## Directions
From the entries that follow, copy every line with the word "JSON".

## Collected data entries

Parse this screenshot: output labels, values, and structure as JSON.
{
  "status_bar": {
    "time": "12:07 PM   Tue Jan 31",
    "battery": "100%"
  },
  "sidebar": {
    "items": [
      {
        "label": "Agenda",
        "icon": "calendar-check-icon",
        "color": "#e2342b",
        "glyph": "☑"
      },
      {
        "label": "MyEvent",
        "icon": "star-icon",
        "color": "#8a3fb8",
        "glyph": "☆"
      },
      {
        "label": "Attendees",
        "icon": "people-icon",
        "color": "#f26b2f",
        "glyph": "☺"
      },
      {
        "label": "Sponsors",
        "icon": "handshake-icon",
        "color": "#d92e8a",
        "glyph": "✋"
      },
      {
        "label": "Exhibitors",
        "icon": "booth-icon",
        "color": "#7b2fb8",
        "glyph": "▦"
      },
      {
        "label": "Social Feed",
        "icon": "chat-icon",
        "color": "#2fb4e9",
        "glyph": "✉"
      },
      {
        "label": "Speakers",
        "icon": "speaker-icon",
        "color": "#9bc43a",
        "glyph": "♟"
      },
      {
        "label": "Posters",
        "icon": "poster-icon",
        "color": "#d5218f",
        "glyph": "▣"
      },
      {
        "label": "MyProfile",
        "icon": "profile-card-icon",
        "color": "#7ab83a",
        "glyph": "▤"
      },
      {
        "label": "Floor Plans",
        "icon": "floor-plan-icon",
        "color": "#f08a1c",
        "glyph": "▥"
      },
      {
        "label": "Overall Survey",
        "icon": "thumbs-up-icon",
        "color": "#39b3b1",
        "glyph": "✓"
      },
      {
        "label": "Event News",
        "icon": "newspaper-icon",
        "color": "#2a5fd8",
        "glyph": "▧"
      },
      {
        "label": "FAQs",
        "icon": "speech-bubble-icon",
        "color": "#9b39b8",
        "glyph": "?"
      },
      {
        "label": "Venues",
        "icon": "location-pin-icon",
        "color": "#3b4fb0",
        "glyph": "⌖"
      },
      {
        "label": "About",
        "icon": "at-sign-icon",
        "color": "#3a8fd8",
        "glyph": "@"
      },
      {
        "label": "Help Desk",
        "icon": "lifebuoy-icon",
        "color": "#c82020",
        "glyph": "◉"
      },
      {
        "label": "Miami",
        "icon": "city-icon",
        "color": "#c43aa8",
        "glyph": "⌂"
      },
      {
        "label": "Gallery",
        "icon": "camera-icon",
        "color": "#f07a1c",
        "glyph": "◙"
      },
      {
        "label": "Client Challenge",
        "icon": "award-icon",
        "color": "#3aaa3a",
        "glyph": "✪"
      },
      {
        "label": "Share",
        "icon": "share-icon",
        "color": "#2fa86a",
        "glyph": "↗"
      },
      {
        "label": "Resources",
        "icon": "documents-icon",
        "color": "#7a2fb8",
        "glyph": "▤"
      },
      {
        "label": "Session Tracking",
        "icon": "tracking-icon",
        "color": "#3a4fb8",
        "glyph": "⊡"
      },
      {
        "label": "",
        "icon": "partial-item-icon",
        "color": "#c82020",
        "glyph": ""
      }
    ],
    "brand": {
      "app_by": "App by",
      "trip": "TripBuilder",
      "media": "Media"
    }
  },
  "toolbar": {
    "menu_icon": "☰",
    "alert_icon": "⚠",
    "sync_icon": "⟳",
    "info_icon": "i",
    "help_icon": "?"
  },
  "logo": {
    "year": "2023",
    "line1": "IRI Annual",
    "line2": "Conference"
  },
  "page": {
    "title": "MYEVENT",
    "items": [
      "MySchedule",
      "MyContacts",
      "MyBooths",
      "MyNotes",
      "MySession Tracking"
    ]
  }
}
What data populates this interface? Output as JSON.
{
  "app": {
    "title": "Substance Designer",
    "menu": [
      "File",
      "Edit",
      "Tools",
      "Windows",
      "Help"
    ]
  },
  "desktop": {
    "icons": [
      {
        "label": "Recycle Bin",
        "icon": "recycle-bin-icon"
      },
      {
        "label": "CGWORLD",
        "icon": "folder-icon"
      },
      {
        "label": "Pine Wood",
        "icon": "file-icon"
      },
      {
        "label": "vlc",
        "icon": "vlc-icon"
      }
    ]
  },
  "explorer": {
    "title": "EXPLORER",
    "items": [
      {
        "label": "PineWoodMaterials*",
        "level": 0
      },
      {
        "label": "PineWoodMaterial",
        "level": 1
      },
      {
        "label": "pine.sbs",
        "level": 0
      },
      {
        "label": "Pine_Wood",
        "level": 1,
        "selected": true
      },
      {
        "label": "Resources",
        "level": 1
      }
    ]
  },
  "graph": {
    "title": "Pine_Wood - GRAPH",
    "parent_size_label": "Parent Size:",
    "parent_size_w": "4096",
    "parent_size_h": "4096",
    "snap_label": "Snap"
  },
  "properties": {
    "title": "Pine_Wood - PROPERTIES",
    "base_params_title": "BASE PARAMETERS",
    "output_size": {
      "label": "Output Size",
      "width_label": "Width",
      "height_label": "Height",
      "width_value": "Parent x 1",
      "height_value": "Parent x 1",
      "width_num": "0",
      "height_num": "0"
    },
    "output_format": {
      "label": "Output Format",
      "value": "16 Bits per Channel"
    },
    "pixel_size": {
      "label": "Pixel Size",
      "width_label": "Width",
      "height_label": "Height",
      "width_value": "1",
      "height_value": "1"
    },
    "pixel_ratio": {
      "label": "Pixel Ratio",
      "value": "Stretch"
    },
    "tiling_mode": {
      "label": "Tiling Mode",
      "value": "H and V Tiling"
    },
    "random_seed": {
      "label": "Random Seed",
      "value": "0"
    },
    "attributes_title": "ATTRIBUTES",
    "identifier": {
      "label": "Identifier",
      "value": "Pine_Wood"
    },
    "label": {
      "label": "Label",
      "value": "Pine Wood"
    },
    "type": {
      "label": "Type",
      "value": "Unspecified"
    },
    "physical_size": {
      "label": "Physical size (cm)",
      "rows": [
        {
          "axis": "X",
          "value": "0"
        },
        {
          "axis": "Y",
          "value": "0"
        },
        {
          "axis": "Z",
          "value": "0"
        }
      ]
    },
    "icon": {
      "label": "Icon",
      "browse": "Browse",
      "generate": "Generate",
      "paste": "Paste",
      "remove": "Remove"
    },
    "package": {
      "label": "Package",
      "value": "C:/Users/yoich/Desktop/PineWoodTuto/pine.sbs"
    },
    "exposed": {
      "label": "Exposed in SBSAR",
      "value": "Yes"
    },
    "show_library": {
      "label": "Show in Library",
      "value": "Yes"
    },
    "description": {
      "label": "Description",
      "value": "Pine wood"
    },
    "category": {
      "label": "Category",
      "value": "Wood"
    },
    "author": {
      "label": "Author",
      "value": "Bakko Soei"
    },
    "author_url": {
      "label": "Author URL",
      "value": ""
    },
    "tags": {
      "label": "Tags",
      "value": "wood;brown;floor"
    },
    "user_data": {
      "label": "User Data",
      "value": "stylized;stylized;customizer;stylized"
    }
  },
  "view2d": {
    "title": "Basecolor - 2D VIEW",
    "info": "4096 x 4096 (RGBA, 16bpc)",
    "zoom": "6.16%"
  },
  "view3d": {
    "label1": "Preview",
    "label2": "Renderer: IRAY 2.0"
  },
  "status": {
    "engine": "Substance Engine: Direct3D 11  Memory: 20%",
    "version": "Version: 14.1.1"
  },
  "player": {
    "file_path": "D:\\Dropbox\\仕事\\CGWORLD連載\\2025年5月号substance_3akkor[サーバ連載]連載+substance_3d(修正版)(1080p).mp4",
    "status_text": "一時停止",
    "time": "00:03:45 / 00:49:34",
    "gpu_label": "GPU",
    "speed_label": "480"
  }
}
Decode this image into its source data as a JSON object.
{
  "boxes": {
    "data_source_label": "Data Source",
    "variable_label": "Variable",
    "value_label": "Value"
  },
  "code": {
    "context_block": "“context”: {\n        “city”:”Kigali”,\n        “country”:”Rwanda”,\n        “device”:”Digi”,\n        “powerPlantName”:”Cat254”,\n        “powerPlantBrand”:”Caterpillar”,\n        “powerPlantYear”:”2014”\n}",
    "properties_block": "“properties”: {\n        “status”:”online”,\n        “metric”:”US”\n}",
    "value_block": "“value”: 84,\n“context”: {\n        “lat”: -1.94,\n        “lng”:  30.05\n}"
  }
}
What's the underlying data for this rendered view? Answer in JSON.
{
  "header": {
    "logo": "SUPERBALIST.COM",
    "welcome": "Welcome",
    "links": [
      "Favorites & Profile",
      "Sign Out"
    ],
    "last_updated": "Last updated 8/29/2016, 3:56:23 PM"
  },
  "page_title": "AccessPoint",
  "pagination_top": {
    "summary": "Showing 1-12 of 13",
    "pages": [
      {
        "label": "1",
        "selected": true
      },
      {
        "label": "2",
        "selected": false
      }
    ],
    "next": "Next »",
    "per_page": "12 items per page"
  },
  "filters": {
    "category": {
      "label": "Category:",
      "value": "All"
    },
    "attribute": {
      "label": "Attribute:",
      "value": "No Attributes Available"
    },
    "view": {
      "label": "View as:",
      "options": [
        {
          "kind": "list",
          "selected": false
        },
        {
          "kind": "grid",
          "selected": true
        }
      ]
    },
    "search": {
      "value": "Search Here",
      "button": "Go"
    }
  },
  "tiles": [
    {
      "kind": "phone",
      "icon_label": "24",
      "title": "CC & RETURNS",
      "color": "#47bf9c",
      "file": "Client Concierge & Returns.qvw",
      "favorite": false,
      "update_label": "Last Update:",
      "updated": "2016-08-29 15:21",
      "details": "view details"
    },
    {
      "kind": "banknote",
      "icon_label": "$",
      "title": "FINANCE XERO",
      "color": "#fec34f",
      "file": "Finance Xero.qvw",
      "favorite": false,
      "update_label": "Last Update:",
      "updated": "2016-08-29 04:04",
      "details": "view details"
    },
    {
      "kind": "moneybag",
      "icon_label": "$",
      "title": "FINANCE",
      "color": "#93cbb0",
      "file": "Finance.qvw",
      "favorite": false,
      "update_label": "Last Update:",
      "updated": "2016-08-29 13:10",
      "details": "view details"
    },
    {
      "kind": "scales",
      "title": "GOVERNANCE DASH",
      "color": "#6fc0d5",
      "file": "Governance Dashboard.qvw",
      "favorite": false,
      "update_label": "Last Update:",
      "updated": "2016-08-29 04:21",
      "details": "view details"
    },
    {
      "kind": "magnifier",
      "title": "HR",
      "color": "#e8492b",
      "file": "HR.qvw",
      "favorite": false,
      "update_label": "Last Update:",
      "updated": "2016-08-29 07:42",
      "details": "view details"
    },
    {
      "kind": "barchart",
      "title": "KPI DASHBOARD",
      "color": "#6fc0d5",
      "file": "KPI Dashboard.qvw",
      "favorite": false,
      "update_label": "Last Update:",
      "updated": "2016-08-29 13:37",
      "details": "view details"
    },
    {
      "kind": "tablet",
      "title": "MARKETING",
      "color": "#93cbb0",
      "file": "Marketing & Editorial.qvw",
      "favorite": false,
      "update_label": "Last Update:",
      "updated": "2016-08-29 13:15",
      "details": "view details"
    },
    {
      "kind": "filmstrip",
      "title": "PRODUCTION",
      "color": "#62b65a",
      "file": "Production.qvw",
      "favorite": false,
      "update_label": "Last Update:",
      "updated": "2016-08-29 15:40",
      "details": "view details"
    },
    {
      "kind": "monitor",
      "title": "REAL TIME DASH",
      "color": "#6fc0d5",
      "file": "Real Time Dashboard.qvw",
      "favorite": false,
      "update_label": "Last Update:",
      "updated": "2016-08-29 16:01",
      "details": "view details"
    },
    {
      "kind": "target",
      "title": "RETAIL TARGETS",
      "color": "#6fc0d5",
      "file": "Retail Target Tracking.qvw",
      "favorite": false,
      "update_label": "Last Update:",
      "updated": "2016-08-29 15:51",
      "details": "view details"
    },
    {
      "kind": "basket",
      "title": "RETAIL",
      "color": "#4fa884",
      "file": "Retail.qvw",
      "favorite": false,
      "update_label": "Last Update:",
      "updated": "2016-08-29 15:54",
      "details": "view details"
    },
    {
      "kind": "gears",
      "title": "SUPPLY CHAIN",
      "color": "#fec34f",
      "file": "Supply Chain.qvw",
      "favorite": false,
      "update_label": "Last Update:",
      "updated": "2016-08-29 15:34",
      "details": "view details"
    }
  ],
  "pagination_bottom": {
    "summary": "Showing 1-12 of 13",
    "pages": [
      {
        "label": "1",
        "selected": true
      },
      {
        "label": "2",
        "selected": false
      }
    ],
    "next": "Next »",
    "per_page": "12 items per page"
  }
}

## Reply to the task
Parse this screenshot: output labels, values, and structure as JSON.
What data populates this interface? Output as JSON.
Decode this image into its source data as a JSON object.
What's the underlying data for this rendered view? Answer in JSON.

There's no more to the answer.